The original drawing of the Church in Banja Luka, from 1853, signed by Jovo Naumovic, the ordering party for the Church construction project, is one of the rare and precious testimonies about Orthodox Churches in Banja Luka, preserved in the archives of the Banja Luka parish.

 

Pelagic’s Cell Church

 

Cell churches, built during the Turkish times, had a distinctive look. They were not supposed to be built of bricks, but of wood and they were not allowed to be constantly covered. When constructing, one could not use iron or any colours what so ever. The first was not allowed so the cells would be strong and long-lasting, and the latter so they wouldn’t be colourful and beautiful.

 

Seeing that the people of Sarajevo succeeded to gain permission from the Porte to build their magnificent Cathedral, the leader of the Serbian people in Banja Luka, through the Patriarchate of Constantinople, referred to the same address with a desire to be allowed to construct a Church of a designated size, that corresponds to the town and the number of worshippers. In the late 1859, the Porte gave permission to “Banja Luka’s rayah to raise a house of prayer of a designated size” which was confirmed by the imperial firman.

 

Thinking that everything was resolved, the Serbs from Banja Luka and the surroundings began to collect construction materials. But they were wrong. Even with the imperial firman, the construction of an Orthodox Church in Banja Luka did not happen, as well as in 1863, when the Turks prevented them again.

 

People from Banja Luka built the Cell Church as a temporary solution, continuing to seek permission to construct a big and beautiful Church.

 

A document that reveals some, so far unknown, facts was retained in this Church. It was a baptismal certificate of Josif Radulovic who was born on 1st May 1869 and baptized on 15th May of the same year. The baptism was performed “at the Church of the Holy Trinity Temple in Banja Luka, Bosnia” which means that the Cell Church was dedicated to the Descent of the Holy Spirit. The document was issued on 20th August 1882 and signed by Parson Vid Kovacevic. The document is also valuable because it has a very clear stamp of the Temple of the Descent of the Holy Spirit.

 

The Church of Rebrovac

 

In an Annex of the magazine “The Source of Bosnia and Herzegovina” (in local: “Bosansko-hercegovači istočnik”) for 1888, there are valuable data on the Parish of Rebrovac and its Church. In this parish, there was an old wooden Church, called the Church of Rebrovac, which was set on fire with a riot and burned in 1876, with all of its possessions and notes. A new Church started to be built from solid materials in 1885 and by 1888 it was only walled up and covered. The Church was dedicated to the Nativity of the Theotokos.

 

In 1798, the Serbs gained permission from the Turkish government to renew the Church, destroyed during the uprising, from the beginning and of the previous dimensions.
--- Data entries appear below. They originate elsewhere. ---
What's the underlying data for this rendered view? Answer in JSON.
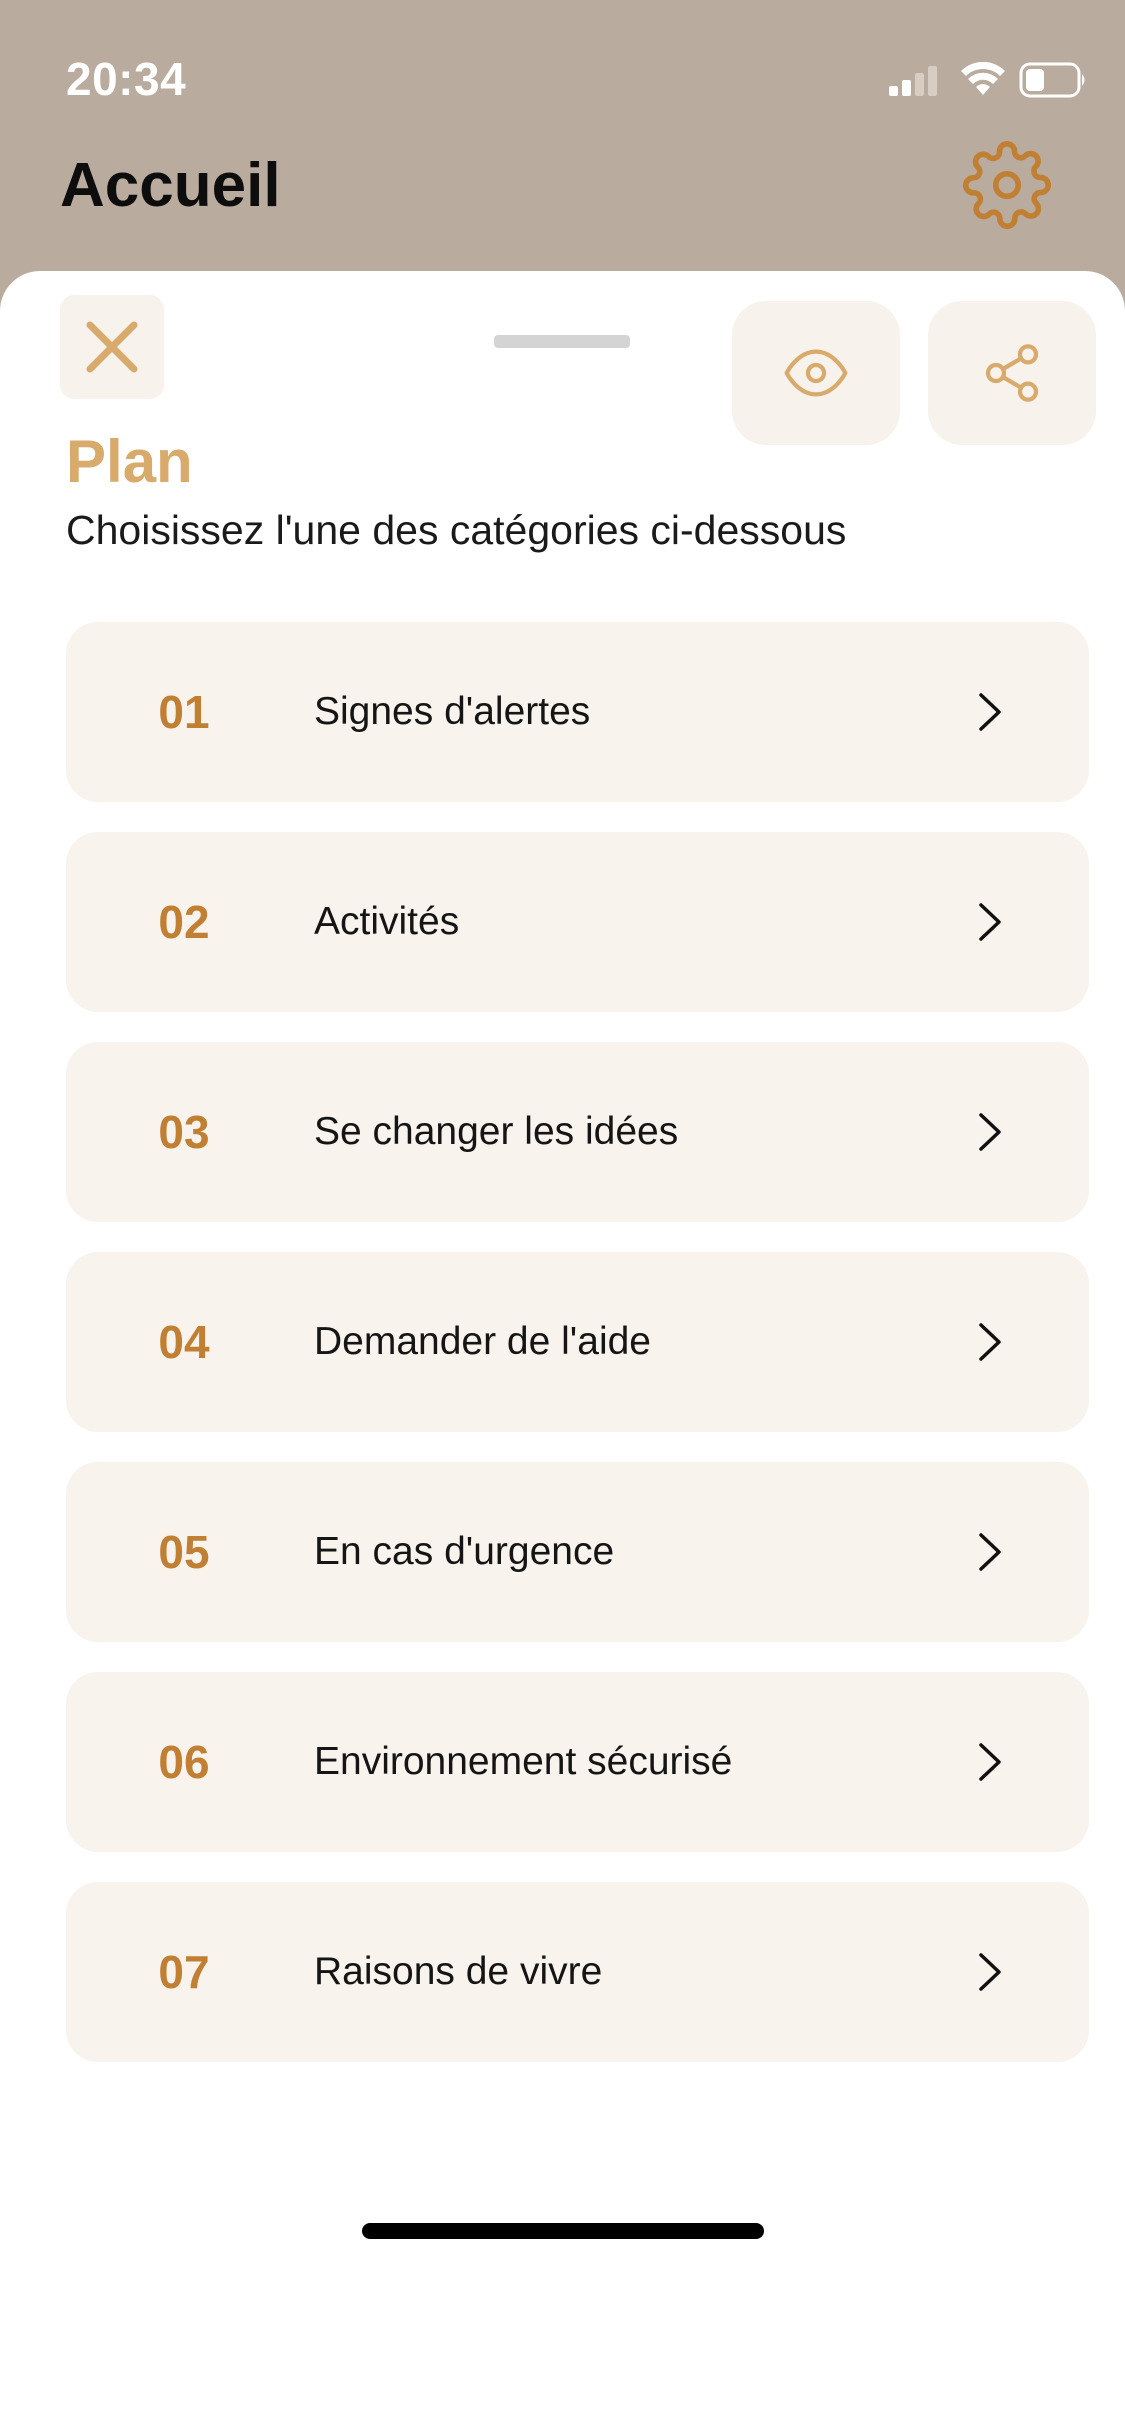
{
  "status_bar": {
    "time": "20:34",
    "icons": [
      "signal-icon",
      "wifi-icon",
      "battery-icon"
    ]
  },
  "header": {
    "title": "Accueil",
    "settings_icon": "gear-icon"
  },
  "sheet": {
    "close_icon": "close-icon",
    "view_icon": "eye-icon",
    "share_icon": "share-icon",
    "title": "Plan",
    "subtitle": "Choisissez l'une des catégories ci-dessous",
    "categories": [
      {
        "number": "01",
        "label": "Signes d'alertes"
      },
      {
        "number": "02",
        "label": "Activités"
      },
      {
        "number": "03",
        "label": "Se changer les idées"
      },
      {
        "number": "04",
        "label": "Demander de l'aide"
      },
      {
        "number": "05",
        "label": "En cas d'urgence"
      },
      {
        "number": "06",
        "label": "Environnement sécurisé"
      },
      {
        "number": "07",
        "label": "Raisons de vivre"
      }
    ]
  },
  "colors": {
    "header_background": "#b9ab9d",
    "accent": "#d8aa6c",
    "number": "#c17f33",
    "card_background": "#f8f3ed"
  }
}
A Commission examined the wreck and found that “the Church should be reconstructed from the foundation” and pointed out that the repair must be done “without any extensions, but of the previous size”.

 

The Church of Rebrovac was built by a construction worker Antun Cerovic, who, as it was recorded, worked on getting the job done as thoroughly as possible and he succeeded. The Church of Rebrovac was consecrated on the feast of the Protecting Veil of the Mother of God, on 1st October (by Julian calendar) 1889, and the Episcopal liturgy was served by the Most Reverend Metropolitan Djordje Nikolajevic.

 

The religious divine service was attended by numerous dignitaries of the government, including the county mayor Baron Lazarini, local military general Leopold Gustav, with the officers’ corps, the town mayor Mr Tartalja and outer district mayor Taberi, as well as close to 3000 people.